## Working data
•••

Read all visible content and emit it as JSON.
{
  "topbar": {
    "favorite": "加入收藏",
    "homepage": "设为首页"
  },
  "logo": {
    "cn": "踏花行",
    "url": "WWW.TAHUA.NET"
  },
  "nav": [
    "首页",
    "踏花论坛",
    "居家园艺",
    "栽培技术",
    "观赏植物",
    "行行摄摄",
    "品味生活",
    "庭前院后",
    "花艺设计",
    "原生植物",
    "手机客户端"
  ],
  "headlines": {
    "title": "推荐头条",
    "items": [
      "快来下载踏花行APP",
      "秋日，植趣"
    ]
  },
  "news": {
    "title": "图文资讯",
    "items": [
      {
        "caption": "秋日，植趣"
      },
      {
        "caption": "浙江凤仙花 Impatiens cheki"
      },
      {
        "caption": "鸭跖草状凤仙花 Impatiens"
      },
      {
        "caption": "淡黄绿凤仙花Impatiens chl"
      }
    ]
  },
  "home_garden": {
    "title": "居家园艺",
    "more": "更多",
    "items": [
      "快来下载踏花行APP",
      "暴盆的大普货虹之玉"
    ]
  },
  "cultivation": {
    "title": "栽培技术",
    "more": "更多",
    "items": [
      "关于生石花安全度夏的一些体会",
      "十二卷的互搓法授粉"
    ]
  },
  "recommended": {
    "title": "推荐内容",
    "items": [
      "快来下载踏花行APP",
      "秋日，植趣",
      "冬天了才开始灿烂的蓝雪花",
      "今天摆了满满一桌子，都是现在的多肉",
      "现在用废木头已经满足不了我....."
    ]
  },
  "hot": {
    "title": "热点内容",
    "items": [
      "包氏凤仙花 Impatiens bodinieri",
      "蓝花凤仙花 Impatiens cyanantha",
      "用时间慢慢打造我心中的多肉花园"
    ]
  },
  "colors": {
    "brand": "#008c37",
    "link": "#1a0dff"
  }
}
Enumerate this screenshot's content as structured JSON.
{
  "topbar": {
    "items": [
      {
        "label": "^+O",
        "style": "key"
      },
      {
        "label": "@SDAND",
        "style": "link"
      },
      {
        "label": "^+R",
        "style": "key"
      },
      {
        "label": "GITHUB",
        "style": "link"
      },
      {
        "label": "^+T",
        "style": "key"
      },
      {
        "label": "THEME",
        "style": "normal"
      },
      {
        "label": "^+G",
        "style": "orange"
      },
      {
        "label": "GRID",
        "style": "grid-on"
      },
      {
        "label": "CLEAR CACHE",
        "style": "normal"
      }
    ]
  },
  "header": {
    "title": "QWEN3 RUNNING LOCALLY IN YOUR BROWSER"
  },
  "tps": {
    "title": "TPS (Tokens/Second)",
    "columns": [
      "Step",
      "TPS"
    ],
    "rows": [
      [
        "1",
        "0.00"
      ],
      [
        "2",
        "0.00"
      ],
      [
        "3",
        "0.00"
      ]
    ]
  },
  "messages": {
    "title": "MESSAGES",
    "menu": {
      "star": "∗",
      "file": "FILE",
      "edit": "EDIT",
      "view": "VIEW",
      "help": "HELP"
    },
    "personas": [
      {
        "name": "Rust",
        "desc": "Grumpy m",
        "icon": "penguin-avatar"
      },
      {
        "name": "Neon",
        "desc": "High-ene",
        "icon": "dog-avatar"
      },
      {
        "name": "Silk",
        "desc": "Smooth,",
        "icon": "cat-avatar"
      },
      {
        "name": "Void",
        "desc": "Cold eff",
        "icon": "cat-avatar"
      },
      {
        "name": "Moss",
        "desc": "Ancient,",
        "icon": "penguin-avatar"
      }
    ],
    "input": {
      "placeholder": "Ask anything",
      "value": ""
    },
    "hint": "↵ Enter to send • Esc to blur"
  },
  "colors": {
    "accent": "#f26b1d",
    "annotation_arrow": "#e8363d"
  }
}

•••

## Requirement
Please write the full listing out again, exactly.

## Response box
Read all visible content and emit it as JSON.
{
  "topbar": {
    "favorite": "加入收藏",
    "homepage": "设为首页"
  },
  "logo": {
    "cn": "踏花行",
    "url": "WWW.TAHUA.NET"
  },
  "nav": [
    "首页",
    "踏花论坛",
    "居家园艺",
    "栽培技术",
    "观赏植物",
    "行行摄摄",
    "品味生活",
    "庭前院后",
    "花艺设计",
    "原生植物",
    "手机客户端"
  ],
  "headlines": {
    "title": "推荐头条",
    "items": [
      "快来下载踏花行APP",
      "秋日，植趣"
    ]
  },
  "news": {
    "title": "图文资讯",
    "items": [
      {
        "caption": "秋日，植趣"
      },
      {
        "caption": "浙江凤仙花 Impatiens cheki"
      },
      {
        "caption": "鸭跖草状凤仙花 Impatiens"
      },
      {
        "caption": "淡黄绿凤仙花Impatiens chl"
      }
    ]
  },
  "home_garden": {
    "title": "居家园艺",
    "more": "更多",
    "items": [
      "快来下载踏花行APP",
      "暴盆的大普货虹之玉"
    ]
  },
  "cultivation": {
    "title": "栽培技术",
    "more": "更多",
    "items": [
      "关于生石花安全度夏的一些体会",
      "十二卷的互搓法授粉"
    ]
  },
  "recommended": {
    "title": "推荐内容",
    "items": [
      "快来下载踏花行APP",
      "秋日，植趣",
      "冬天了才开始灿烂的蓝雪花",
      "今天摆了满满一桌子，都是现在的多肉",
      "现在用废木头已经满足不了我....."
    ]
  },
  "hot": {
    "title": "热点内容",
    "items": [
      "包氏凤仙花 Impatiens bodinieri",
      "蓝花凤仙花 Impatiens cyanantha",
      "用时间慢慢打造我心中的多肉花园"
    ]
  },
  "colors": {
    "brand": "#008c37",
    "link": "#1a0dff"
  }
}
Enumerate this screenshot's content as structured JSON.
{
  "topbar": {
    "items": [
      {
        "label": "^+O",
        "style": "key"
      },
      {
        "label": "@SDAND",
        "style": "link"
      },
      {
        "label": "^+R",
        "style": "key"
      },
      {
        "label": "GITHUB",
        "style": "link"
      },
      {
        "label": "^+T",
        "style": "key"
      },
      {
        "label": "THEME",
        "style": "normal"
      },
      {
        "label": "^+G",
        "style": "orange"
      },
      {
        "label": "GRID",
        "style": "grid-on"
      },
      {
        "label": "CLEAR CACHE",
        "style": "normal"
      }
    ]
  },
  "header": {
    "title": "QWEN3 RUNNING LOCALLY IN YOUR BROWSER"
  },
  "tps": {
    "title": "TPS (Tokens/Second)",
    "columns": [
      "Step",
      "TPS"
    ],
    "rows": [
      [
        "1",
        "0.00"
      ],
      [
        "2",
        "0.00"
      ],
      [
        "3",
        "0.00"
      ]
    ]
  },
  "messages": {
    "title": "MESSAGES",
    "menu": {
      "star": "∗",
      "file": "FILE",
      "edit": "EDIT",
      "view": "VIEW",
      "help": "HELP"
    },
    "personas": [
      {
        "name": "Rust",
        "desc": "Grumpy m",
        "icon": "penguin-avatar"
      },
      {
        "name": "Neon",
        "desc": "High-ene",
        "icon": "dog-avatar"
      },
      {
        "name": "Silk",
        "desc": "Smooth,",
        "icon": "cat-avatar"
      },
      {
        "name": "Void",
        "desc": "Cold eff",
        "icon": "cat-avatar"
      },
      {
        "name": "Moss",
        "desc": "Ancient,",
        "icon": "penguin-avatar"
      }
    ],
    "input": {
      "placeholder": "Ask anything",
      "value": ""
    },
    "hint": "↵ Enter to send • Esc to blur"
  },
  "colors": {
    "accent": "#f26b1d",
    "annotation_arrow": "#e8363d"
  }
}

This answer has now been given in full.